(Description of the task) Filter the entries below, keeping only lines with "icon".

(Data for review)
# # #

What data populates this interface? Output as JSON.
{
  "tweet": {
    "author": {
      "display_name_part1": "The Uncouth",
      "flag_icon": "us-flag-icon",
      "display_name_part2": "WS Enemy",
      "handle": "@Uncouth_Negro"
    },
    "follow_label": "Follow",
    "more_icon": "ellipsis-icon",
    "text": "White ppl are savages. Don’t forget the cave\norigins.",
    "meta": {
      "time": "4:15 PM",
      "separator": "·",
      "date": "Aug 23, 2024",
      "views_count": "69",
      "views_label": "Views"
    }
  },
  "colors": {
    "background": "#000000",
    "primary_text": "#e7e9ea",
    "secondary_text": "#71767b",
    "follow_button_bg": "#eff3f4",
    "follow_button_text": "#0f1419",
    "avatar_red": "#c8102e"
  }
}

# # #

(Answer below)
      "flag_icon": "us-flag-icon",
    "more_icon": "ellipsis-icon",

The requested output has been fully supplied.